There is a difference between hunger and appetite. According to Barbara Rolls, PhD, professor of behavioural health and one of the leading experts on appetite and eating, "Hunger has more to do with physiological need for food, and appetite relates more to choosing foods you like and the factors that go into them are different."
When you decide to prepare a meal and sit down to eat it, or you go to a restaurant and select from a menu, the choices you make are based more on appetite than hunger. Appetite is a social phenomenon that influences meal preparation, the style and service of food. Appetite affects lifestyle and drives the menu selection on social occasions. Appetite contributes to the amount you consume in social settings with family and friends compared to eating alone.

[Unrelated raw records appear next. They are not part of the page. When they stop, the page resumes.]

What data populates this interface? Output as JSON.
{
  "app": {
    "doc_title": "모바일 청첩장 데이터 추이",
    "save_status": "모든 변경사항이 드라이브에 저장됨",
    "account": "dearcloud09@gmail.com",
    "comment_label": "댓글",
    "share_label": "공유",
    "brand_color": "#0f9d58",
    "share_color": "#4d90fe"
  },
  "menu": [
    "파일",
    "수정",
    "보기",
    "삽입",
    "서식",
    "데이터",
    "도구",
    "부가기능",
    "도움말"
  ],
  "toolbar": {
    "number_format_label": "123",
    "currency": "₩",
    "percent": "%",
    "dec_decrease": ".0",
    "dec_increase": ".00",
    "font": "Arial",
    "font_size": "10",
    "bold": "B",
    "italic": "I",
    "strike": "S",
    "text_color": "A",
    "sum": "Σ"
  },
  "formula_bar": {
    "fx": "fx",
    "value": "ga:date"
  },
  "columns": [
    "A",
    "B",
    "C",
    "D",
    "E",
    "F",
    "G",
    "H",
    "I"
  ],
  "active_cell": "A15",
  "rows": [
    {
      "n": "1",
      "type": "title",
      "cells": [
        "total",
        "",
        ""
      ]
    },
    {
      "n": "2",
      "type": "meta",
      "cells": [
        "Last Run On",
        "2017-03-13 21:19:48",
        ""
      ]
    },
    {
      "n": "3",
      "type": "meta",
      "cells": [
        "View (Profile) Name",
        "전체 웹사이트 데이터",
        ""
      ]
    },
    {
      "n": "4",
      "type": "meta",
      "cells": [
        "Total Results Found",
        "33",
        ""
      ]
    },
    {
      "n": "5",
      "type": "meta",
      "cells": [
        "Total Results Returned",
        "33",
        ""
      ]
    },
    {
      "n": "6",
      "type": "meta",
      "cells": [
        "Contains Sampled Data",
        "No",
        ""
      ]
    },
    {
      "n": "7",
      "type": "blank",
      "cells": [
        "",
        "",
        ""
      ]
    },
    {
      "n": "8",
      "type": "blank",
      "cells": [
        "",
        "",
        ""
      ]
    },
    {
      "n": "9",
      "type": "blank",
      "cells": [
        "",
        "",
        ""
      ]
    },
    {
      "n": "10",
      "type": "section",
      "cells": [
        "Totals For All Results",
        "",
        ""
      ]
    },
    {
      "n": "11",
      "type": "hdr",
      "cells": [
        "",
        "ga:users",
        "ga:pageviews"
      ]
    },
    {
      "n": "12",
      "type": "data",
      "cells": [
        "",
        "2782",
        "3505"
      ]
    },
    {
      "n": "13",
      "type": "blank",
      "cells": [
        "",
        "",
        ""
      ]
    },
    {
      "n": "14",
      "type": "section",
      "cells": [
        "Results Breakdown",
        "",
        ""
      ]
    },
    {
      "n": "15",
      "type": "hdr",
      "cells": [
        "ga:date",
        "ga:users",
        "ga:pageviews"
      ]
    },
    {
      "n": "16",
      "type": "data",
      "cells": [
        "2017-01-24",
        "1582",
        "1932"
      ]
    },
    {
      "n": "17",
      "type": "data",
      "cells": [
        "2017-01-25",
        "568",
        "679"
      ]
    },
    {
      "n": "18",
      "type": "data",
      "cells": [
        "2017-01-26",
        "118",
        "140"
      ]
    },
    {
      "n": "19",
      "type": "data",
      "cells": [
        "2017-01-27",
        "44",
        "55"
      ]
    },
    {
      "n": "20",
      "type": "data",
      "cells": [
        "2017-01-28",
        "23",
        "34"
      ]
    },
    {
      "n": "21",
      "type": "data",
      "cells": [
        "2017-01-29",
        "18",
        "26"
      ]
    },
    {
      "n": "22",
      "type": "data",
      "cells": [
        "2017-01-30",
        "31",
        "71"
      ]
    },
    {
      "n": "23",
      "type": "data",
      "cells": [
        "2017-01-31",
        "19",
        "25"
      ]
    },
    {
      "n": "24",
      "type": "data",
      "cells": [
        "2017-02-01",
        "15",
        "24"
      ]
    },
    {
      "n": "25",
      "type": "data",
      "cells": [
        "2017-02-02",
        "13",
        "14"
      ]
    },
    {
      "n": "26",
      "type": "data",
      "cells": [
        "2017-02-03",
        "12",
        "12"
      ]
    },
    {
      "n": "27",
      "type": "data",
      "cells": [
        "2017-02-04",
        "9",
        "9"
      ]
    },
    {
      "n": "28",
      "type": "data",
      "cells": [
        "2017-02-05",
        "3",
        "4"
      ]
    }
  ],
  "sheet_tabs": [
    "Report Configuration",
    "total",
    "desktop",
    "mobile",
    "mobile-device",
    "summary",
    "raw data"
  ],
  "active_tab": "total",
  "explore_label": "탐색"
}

A University of Georgia study showed that eating in groups of six or more persons dramatically increased the appetite of study participants. The report further indicated that eating with one companion only minimally increased appetite. Rolls observed that there was an inclination to eat more desserts when dining with others. This 'sweet-ending' practice is unpredictable as the desire may be influenced more by social than physiological factors.
In differentiating between appetite and hunger, Rolls cautions about dieting and the use of appetite suppressants, which interfere with food signals from the brain. Food stimulates a physical response - just seeing or smelling it - but suppressants kill the desire to eat. The brain's hypothalamus is stimulated along with receptors along the gastrointestinal tract carrying chemical messages edging you on to eat or stop eating.

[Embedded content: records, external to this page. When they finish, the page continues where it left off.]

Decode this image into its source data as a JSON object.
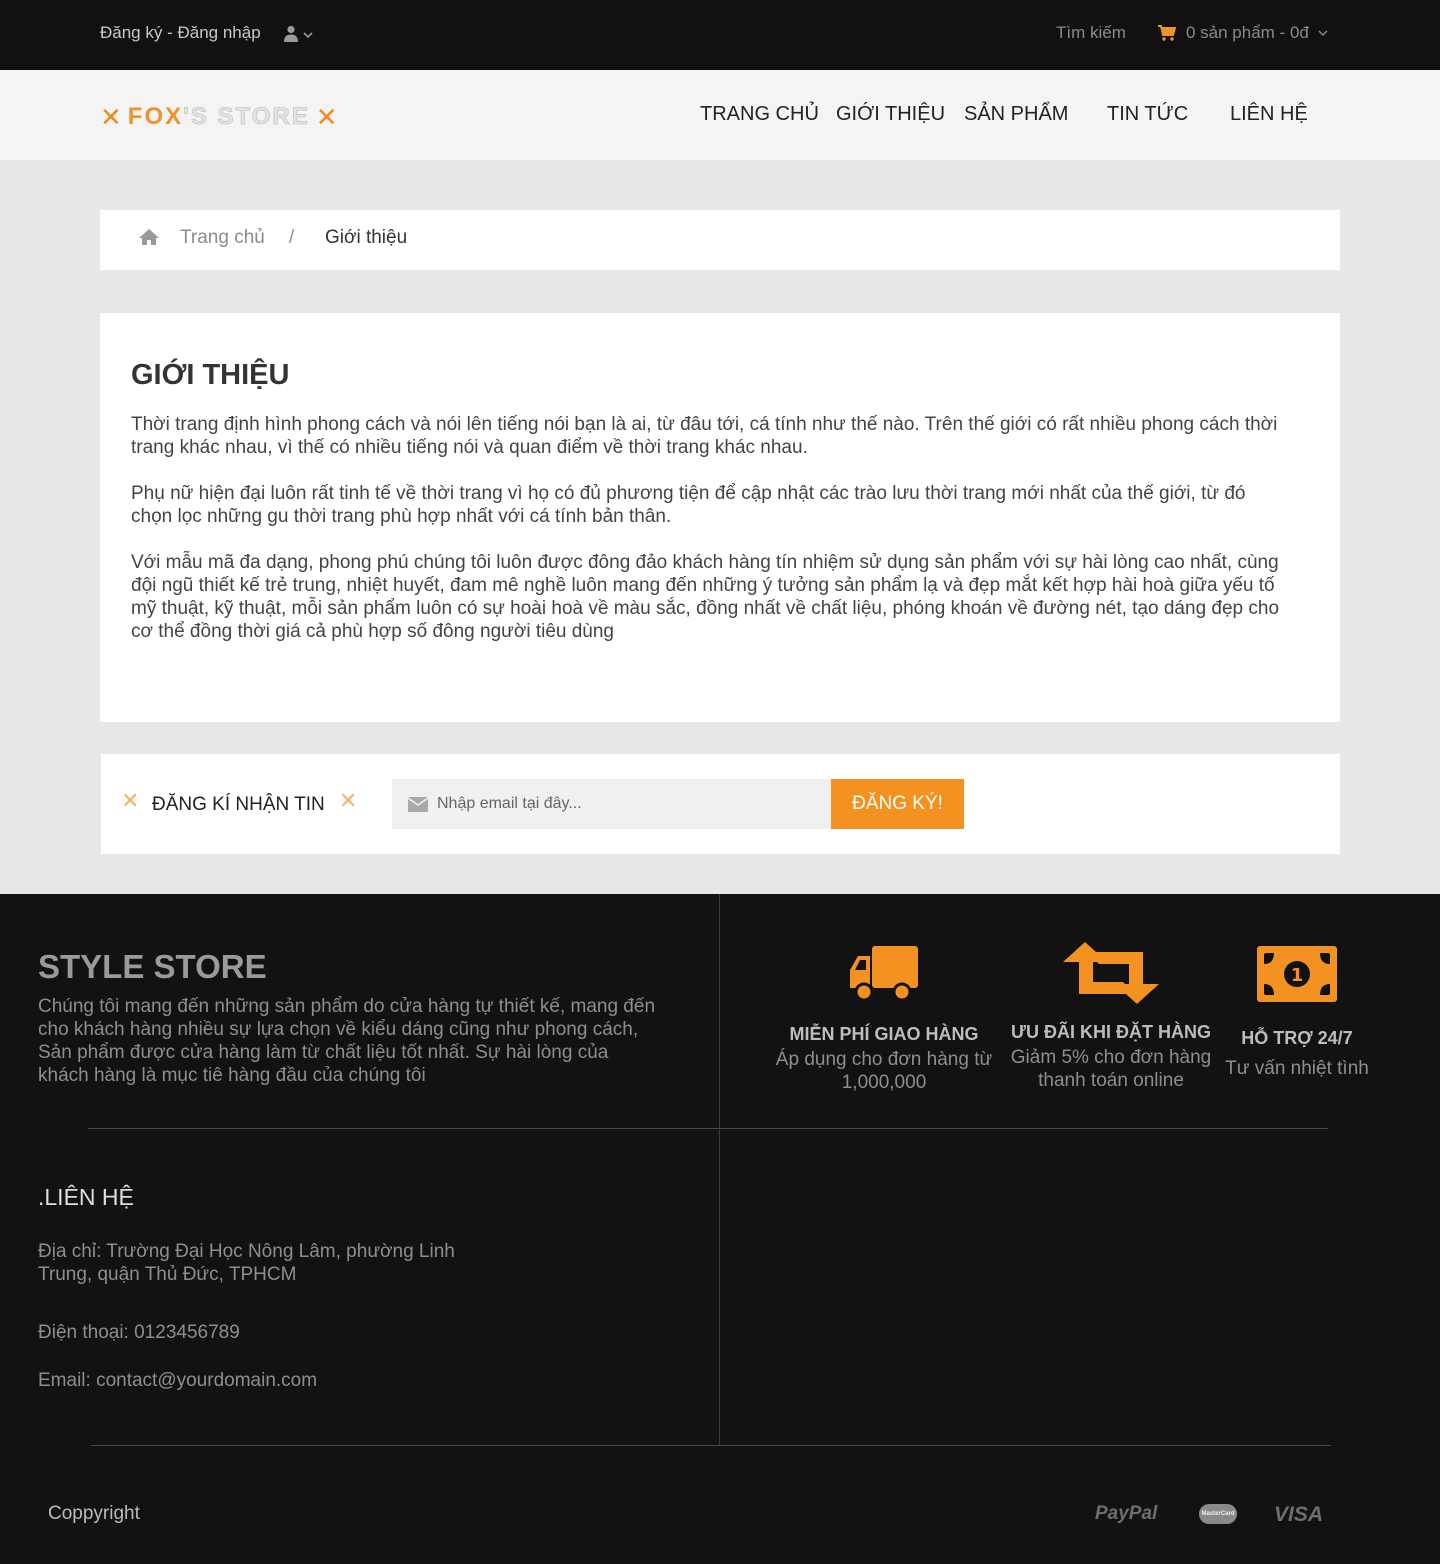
{
  "topbar": {
    "login_label": "Đăng ký - Đăng nhập",
    "search_label": "Tìm kiếm",
    "cart_label": "0 sản phẩm - 0đ"
  },
  "logo": {
    "brand_bold": "FOX",
    "brand_rest": "'S STORE"
  },
  "nav": [
    "TRANG CHỦ",
    "GIỚI THIỆU",
    "SẢN PHẨM",
    "TIN TỨC",
    "LIÊN HỆ"
  ],
  "breadcrumb": {
    "home": "Trang chủ",
    "separator": "/",
    "current": "Giới thiệu"
  },
  "content": {
    "title": "GIỚI THIỆU",
    "paragraphs": [
      "Thời trang định hình phong cách và nói lên tiếng nói bạn là ai, từ đâu tới, cá tính như thế nào. Trên thế giới có rất nhiều phong cách thời trang khác nhau, vì thế có nhiều tiếng nói và quan điểm về thời trang khác nhau.",
      "Phụ nữ hiện đại luôn rất tinh tế về thời trang vì họ có đủ phương tiện để cập nhật các trào lưu thời trang mới nhất của thế giới, từ đó chọn lọc những gu thời trang phù hợp nhất với cá tính bản thân.",
      "Với mẫu mã đa dạng, phong phú  chúng tôi luôn được đông đảo khách hàng tín nhiệm sử dụng sản phẩm với sự hài lòng cao nhất, cùng đội ngũ thiết kế trẻ trung, nhiệt huyết, đam mê nghề luôn mang đến những ý tưởng sản phẩm lạ và đẹp mắt kết hợp hài hoà giữa yếu tố mỹ thuật, kỹ thuật, mỗi sản phẩm luôn có sự hoài hoà về màu sắc, đồng nhất về chất liệu, phóng khoán về đường nét, tạo dáng đẹp cho cơ thể đồng thời giá cả phù hợp số đông người tiêu dùng"
    ]
  },
  "newsletter": {
    "title": "ĐĂNG KÍ NHẬN TIN",
    "placeholder": "Nhập email tại đây...",
    "button": "ĐĂNG KÝ!"
  },
  "footer": {
    "store_title": "STYLE STORE",
    "store_desc": "Chúng tôi mang đến những sản phẩm do cửa hàng tự thiết kế, mang đến cho khách hàng nhiều sự lựa chọn về kiểu dáng cũng như phong cách, Sản phẩm được cửa hàng làm từ chất liệu tốt nhất. Sự hài lòng của khách hàng là mục tiê hàng đầu của chúng tôi",
    "features": [
      {
        "icon": "truck-icon",
        "title": "MIỄN PHÍ GIAO HÀNG",
        "desc": "Áp dụng cho đơn hàng từ 1,000,000"
      },
      {
        "icon": "retweet-icon",
        "title": "ƯU ĐÃI KHI ĐẶT HÀNG",
        "desc": "Giảm 5% cho đơn hàng thanh toán online"
      },
      {
        "icon": "money-icon",
        "title": "HỖ TRỢ 24/7",
        "desc": "Tư vấn nhiệt tình"
      }
    ],
    "contact_title": ".LIÊN HỆ",
    "address": "Địa chỉ: Trường Đại Học Nông Lâm, phường Linh Trung, quận Thủ Đức, TPHCM",
    "phone": "Điện thoại: 0123456789",
    "email": "Email: contact@yourdomain.com",
    "copyright": "Coppyright",
    "payments": [
      "PayPal",
      "MasterCard",
      "VISA"
    ]
  },
  "colors": {
    "accent": "#f39121",
    "topbar_bg": "#111111",
    "footer_bg": "#121212",
    "page_bg": "#e7e7e7"
  }
}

Hunger is chemical in its reaction. Studies in animals showed that hunger involved several peptides which affect eating behaviour. Two peptides are associated with hunger - one causes you to eat more, while the other appears to make you feel full. You should be aware of the signals which tell you that you need to start eating. Hunger and obesity research has shown that the main cue for you to find food in some form is a little light-headedness due to a slight drop in blood-sugar levels. However, after about 12 minutes, the drop in sugar reverses and you won't feel light-headed again.

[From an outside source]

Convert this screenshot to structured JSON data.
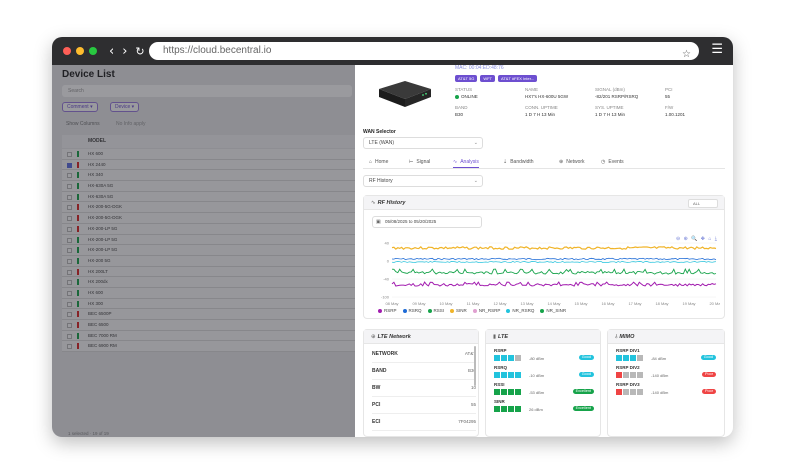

This may happen regularly throughout the day and explains why you can work through lunch without eating. While some persons employ this tactic to prevent them from overeating, it is not healthy, especially if you are diabetic or are on the border line. Research is continuing in new weight-control drugs with the ability of resetting the body's hunger clock and curbing appetite.
As you watch calories, Rolls believes that pleasure is the most important element of appetite. So you can eat almost any food in moderate quantities but the pleasure comes from savouring it and getting the hedonistic pleasure. Staying away from foods you love is not advisable, as the urges you feel for those foods are strong and drives you to pig out.
Appetite research has shown that your taste for food changes as you eat, so you will eat more in a three-course meal than when there is just one. The conclusion is that the body wants sensual diversity. Rolls explains that this why dessert is so well liked.
To satisfy cravings between meals, it is advisable to eat foods that are nutritious and filling such as fruits, vegetables, soup and low-fat yoghurt. Drink lots of water and eat low-fat foods which have fewer calories than carbohydrates.
Problems with your appetite may be caused by digestive problems or other health challenges. The problems may also be psychological, such as loneliness, depression and anxiety.
Whether it is hunger, craving or appetite that prompts you to eat, remember that nutritional balance is critical to good health.
Heather Little-White, PhD, is a nutrition and lifestyle consultant in the Corporate Area. Send comments to firstname.lastname@example.org or fax 922-6223.
Perk up your palate
Try to identify the cause of lack of appetite.
Eat four to six smaller meals, taking seconds if you are not full.
Allow yourself enough time to eat and savour meals. Rushing meals affects digestion and creates discomfort.
Serve foods hot to get the digestive juices flowing. Heat brings out the aroma of food and makes it enticing.
Add pizzazz to food by making it appealing.
Eat by the clock rather than waiting on hunger cues.
Drink a glass of beer or wine before meals to perk up the appetite. Check with your doctor before you engage in this practice.
Exercise or other activities before meals will help to jump-start the appetite.